For the data below, work out the number of lines containing the string "الرواتب" and answer with that number only.

Data excerpts
*** Begin section ***

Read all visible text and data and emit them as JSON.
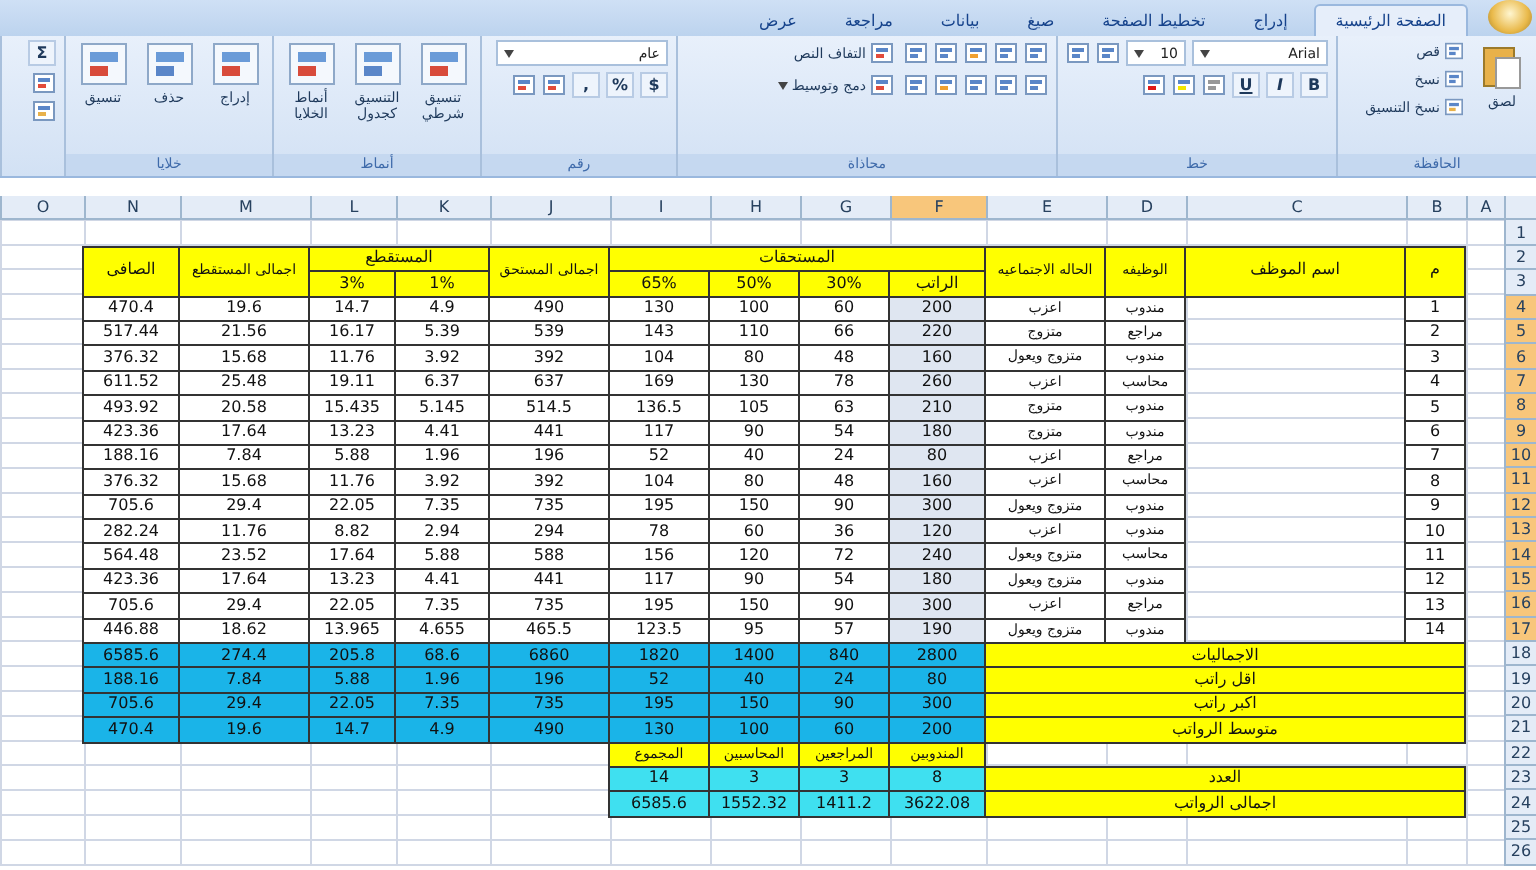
{
  "ribbon": {
    "tabs": [
      {
        "label": "الصفحة الرئيسية",
        "selected": true
      },
      {
        "label": "إدراج",
        "selected": false
      },
      {
        "label": "تخطيط الصفحة",
        "selected": false
      },
      {
        "label": "صيغ",
        "selected": false
      },
      {
        "label": "بيانات",
        "selected": false
      },
      {
        "label": "مراجعة",
        "selected": false
      },
      {
        "label": "عرض",
        "selected": false
      }
    ],
    "groups": [
      {
        "kind": "clipboard",
        "title": "الحافظة",
        "paste": "لصق",
        "items": [
          "قص",
          "نسخ",
          "نسخ التنسيق"
        ]
      },
      {
        "kind": "font",
        "title": "خط",
        "font_name": "Arial",
        "font_size": "10",
        "format_buttons": [
          "B",
          "I",
          "U"
        ]
      },
      {
        "kind": "alignment",
        "title": "محاذاة",
        "wrap": "التفاف النص",
        "merge": "دمج وتوسيط"
      },
      {
        "kind": "number",
        "title": "رقم",
        "format": "عام",
        "symbols": [
          "$",
          "%",
          ","
        ]
      },
      {
        "kind": "styles",
        "title": "أنماط",
        "items": [
          "تنسيق شرطي",
          "التنسيق كجدول",
          "أنماط الخلايا"
        ]
      },
      {
        "kind": "cells",
        "title": "خلايا",
        "items": [
          "إدراج",
          "حذف",
          "تنسيق"
        ]
      },
      {
        "kind": "editing",
        "symbol": "Σ"
      }
    ]
  },
  "sheet": {
    "columns": [
      {
        "label": "A",
        "selected": false
      },
      {
        "label": "B",
        "selected": false
      },
      {
        "label": "C",
        "selected": false
      },
      {
        "label": "D",
        "selected": false
      },
      {
        "label": "E",
        "selected": false
      },
      {
        "label": "F",
        "selected": true
      },
      {
        "label": "G",
        "selected": false
      },
      {
        "label": "H",
        "selected": false
      },
      {
        "label": "I",
        "selected": false
      },
      {
        "label": "J",
        "selected": false
      },
      {
        "label": "K",
        "selected": false
      },
      {
        "label": "L",
        "selected": false
      },
      {
        "label": "M",
        "selected": false
      },
      {
        "label": "N",
        "selected": false
      },
      {
        "label": "O",
        "selected": false
      }
    ],
    "rows": [
      {
        "label": "1",
        "selected": false
      },
      {
        "label": "2",
        "selected": false
      },
      {
        "label": "3",
        "selected": false
      },
      {
        "label": "4",
        "selected": true
      },
      {
        "label": "5",
        "selected": true
      },
      {
        "label": "6",
        "selected": true
      },
      {
        "label": "7",
        "selected": true
      },
      {
        "label": "8",
        "selected": true
      },
      {
        "label": "9",
        "selected": true
      },
      {
        "label": "10",
        "selected": true
      },
      {
        "label": "11",
        "selected": true
      },
      {
        "label": "12",
        "selected": true
      },
      {
        "label": "13",
        "selected": true
      },
      {
        "label": "14",
        "selected": true
      },
      {
        "label": "15",
        "selected": true
      },
      {
        "label": "16",
        "selected": true
      },
      {
        "label": "17",
        "selected": true
      },
      {
        "label": "18",
        "selected": false
      },
      {
        "label": "19",
        "selected": false
      },
      {
        "label": "20",
        "selected": false
      },
      {
        "label": "21",
        "selected": false
      },
      {
        "label": "22",
        "selected": false
      },
      {
        "label": "23",
        "selected": false
      },
      {
        "label": "24",
        "selected": false
      },
      {
        "label": "25",
        "selected": false
      },
      {
        "label": "26",
        "selected": false
      }
    ]
  },
  "table": {
    "headers": {
      "number": "م",
      "name": "اسم الموظف",
      "job": "الوظيفه",
      "status": "الحاله الاجتماعيه",
      "salary": "الراتب",
      "allowances": "المستحقات",
      "allowance_rates": [
        "30%",
        "50%",
        "65%"
      ],
      "total_due": "اجمالى المستحق",
      "deductions": "المستقطع",
      "deduction_rates": [
        "1%",
        "3%"
      ],
      "total_deductions": "اجمالى المستقطع",
      "net": "الصافى"
    },
    "employees": [
      {
        "number": "1",
        "job": "مندوب",
        "status": "اعزب",
        "values": [
          "200",
          "60",
          "100",
          "130",
          "490",
          "4.9",
          "14.7",
          "19.6",
          "470.4"
        ]
      },
      {
        "number": "2",
        "job": "مراجع",
        "status": "متزوج",
        "values": [
          "220",
          "66",
          "110",
          "143",
          "539",
          "5.39",
          "16.17",
          "21.56",
          "517.44"
        ]
      },
      {
        "number": "3",
        "job": "مندوب",
        "status": "متزوج ويعول",
        "values": [
          "160",
          "48",
          "80",
          "104",
          "392",
          "3.92",
          "11.76",
          "15.68",
          "376.32"
        ]
      },
      {
        "number": "4",
        "job": "محاسب",
        "status": "اعزب",
        "values": [
          "260",
          "78",
          "130",
          "169",
          "637",
          "6.37",
          "19.11",
          "25.48",
          "611.52"
        ]
      },
      {
        "number": "5",
        "job": "مندوب",
        "status": "متزوج",
        "values": [
          "210",
          "63",
          "105",
          "136.5",
          "514.5",
          "5.145",
          "15.435",
          "20.58",
          "493.92"
        ]
      },
      {
        "number": "6",
        "job": "مندوب",
        "status": "متزوج",
        "values": [
          "180",
          "54",
          "90",
          "117",
          "441",
          "4.41",
          "13.23",
          "17.64",
          "423.36"
        ]
      },
      {
        "number": "7",
        "job": "مراجع",
        "status": "اعزب",
        "values": [
          "80",
          "24",
          "40",
          "52",
          "196",
          "1.96",
          "5.88",
          "7.84",
          "188.16"
        ]
      },
      {
        "number": "8",
        "job": "محاسب",
        "status": "اعزب",
        "values": [
          "160",
          "48",
          "80",
          "104",
          "392",
          "3.92",
          "11.76",
          "15.68",
          "376.32"
        ]
      },
      {
        "number": "9",
        "job": "مندوب",
        "status": "متزوج ويعول",
        "values": [
          "300",
          "90",
          "150",
          "195",
          "735",
          "7.35",
          "22.05",
          "29.4",
          "705.6"
        ]
      },
      {
        "number": "10",
        "job": "مندوب",
        "status": "اعزب",
        "values": [
          "120",
          "36",
          "60",
          "78",
          "294",
          "2.94",
          "8.82",
          "11.76",
          "282.24"
        ]
      },
      {
        "number": "11",
        "job": "محاسب",
        "status": "متزوج ويعول",
        "values": [
          "240",
          "72",
          "120",
          "156",
          "588",
          "5.88",
          "17.64",
          "23.52",
          "564.48"
        ]
      },
      {
        "number": "12",
        "job": "مندوب",
        "status": "متزوج ويعول",
        "values": [
          "180",
          "54",
          "90",
          "117",
          "441",
          "4.41",
          "13.23",
          "17.64",
          "423.36"
        ]
      },
      {
        "number": "13",
        "job": "مراجع",
        "status": "اعزب",
        "values": [
          "300",
          "90",
          "150",
          "195",
          "735",
          "7.35",
          "22.05",
          "29.4",
          "705.6"
        ]
      },
      {
        "number": "14",
        "job": "مندوب",
        "status": "متزوج ويعول",
        "values": [
          "190",
          "57",
          "95",
          "123.5",
          "465.5",
          "4.655",
          "13.965",
          "18.62",
          "446.88"
        ]
      }
    ],
    "summary": [
      {
        "label": "الاجماليات",
        "values": [
          "2800",
          "840",
          "1400",
          "1820",
          "6860",
          "68.6",
          "205.8",
          "274.4",
          "6585.6"
        ]
      },
      {
        "label": "اقل راتب",
        "values": [
          "80",
          "24",
          "40",
          "52",
          "196",
          "1.96",
          "5.88",
          "7.84",
          "188.16"
        ]
      },
      {
        "label": "اكبر راتب",
        "values": [
          "300",
          "90",
          "150",
          "195",
          "735",
          "7.35",
          "22.05",
          "29.4",
          "705.6"
        ]
      },
      {
        "label": "متوسط الرواتب",
        "values": [
          "200",
          "60",
          "100",
          "130",
          "490",
          "4.9",
          "14.7",
          "19.6",
          "470.4"
        ]
      }
    ],
    "breakdown": {
      "headers": [
        "المندوبين",
        "المراجعين",
        "المحاسبين",
        "المجموع"
      ],
      "rows": [
        {
          "label": "العدد",
          "values": [
            "8",
            "3",
            "3",
            "14"
          ]
        },
        {
          "label": "اجمالى الرواتب",
          "values": [
            "3622.08",
            "1411.2",
            "1552.32",
            "6585.6"
          ]
        }
      ]
    }
  }
}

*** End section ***

**Response to the exercise**
2